Following a special meeting that they held in Dakar on Monday 21 July 2003 on the deteriorating situation in Liberia with the Special Representative of the Secretary-General for West Africa, Mr. Ould Abdallah, and the Executive Secretary of ECOWAS, Mr. Mohamed Ibn Chambas, the Special Representative of the Secretary-General for Children and Armed Conflict, Mr. Olara Otunnu, and UNICEF's Regional Director for West and Central Africa, Ms. Rima Salah, have issued the following joint statement:
DAKAR, MONROVIA, Tuesday, 22 July 2003. "We urgently appeal to the leaders of all parties involved in the conflict in Liberia to stop all hostilities immediately. We are deeply concerned by the dramatic deterioration of the situation in Monrovia and by the unacceptable mobilisation of children and women, in violation of all agreed international norms and standards. Some of the actions against children and women constitute crimes of war under the Statute of the International Criminal Court.

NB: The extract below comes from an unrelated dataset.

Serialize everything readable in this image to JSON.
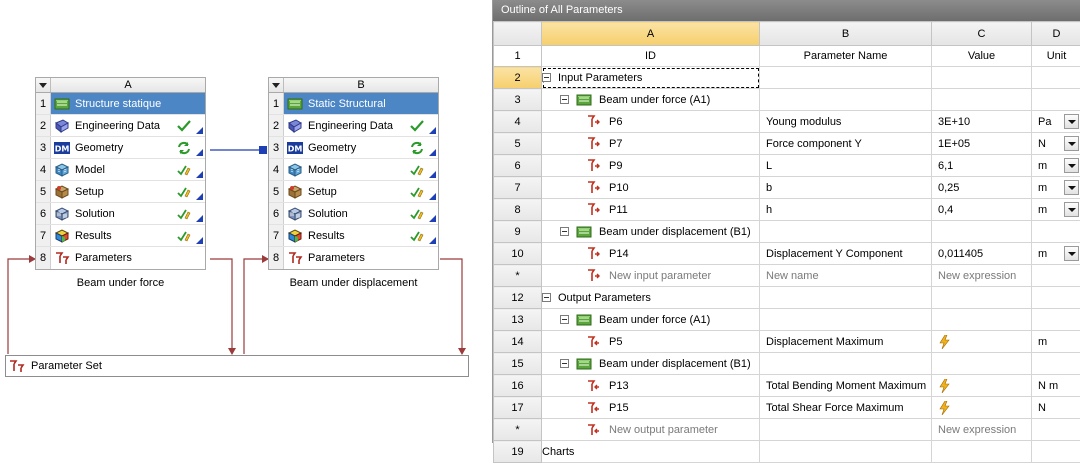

"All parties must apply fully and respect the international instruments concerning the protection of war-affected children, including the Convention on the Rights of the Child and its Optional Protocols, the Geneva Conventions and their Additional Protocols, the African Charter on the Rights and Welfare of the Child and UN Security Council Resolutions 1261 (1991), 1314 (2000), 1379 (2001) and 1460 (2003). Children must be protected against all harm.
" Unless the fighting stops immediately, we risk a major human catastrophe in Liberia. The human suffering and desperation of the Liberian population calls for immediate action.
"We strongly appeal to the international community to proceed without any further delay with the deployment of the stabilisation force. We welcome the decision by ECOWAS to deploy West African troops to Liberia. We have agreed to work with ECOWAS to strengthen the capacity of their Child Protection Unit, including by seconding child protection advisers to work with the stabilisation mission proposed for Liberia.
"We cannot afford to wait one more day. The humanitarian community must obtain immediately unrestricted access to all parts of the country, 70 percent of which has been cut off from humanitarian assistance for several months. Negotiations are underway for humanitarian corridors and for cross border operations to allow us to reach the affected population throughout the Liberian territory.
"A key priority is the release of abductees, including forcibly recruited child soldiers. It is estimated that one out of every ten Liberian children may have been recruited at some time into the war effort both in Liberia and in neighbouring countries, contributing to the culture of violence that we are witnessing in the region.
"Besides forced recruitment into the armed groups, Liberian children and youth have suffered all forms of atrocities, sexual violence, disruption of schooling and forced displacement. Impunity for violations of children's rights must stop and children must be afforded protection, as is their legitimate right under international norms and standards.
"In the context of the Liberian peace negotiations underway in Accra, we appeal to the parties to ensure that the protection and rehabilitation of children is given priority in the talks and in the Accords.
For further information, please contact:
Margherita Amodeo, UNICEF Media, Dakar, Senegal
+221 869 58 42 or +221 569 19 26
Damien Personnaz, UNICEF Media, Geneva, Tel (+41) 22 909 5517
Gordon Weiss, UNICEF Media, New York, Tel (212) 326-7426
Jean Victor Nkolo, Office of the Special Representative of the Secretary-General for Children and Armed Conflict
New York, Tel.: +1-212-9639879; Mob: +1-917-3788464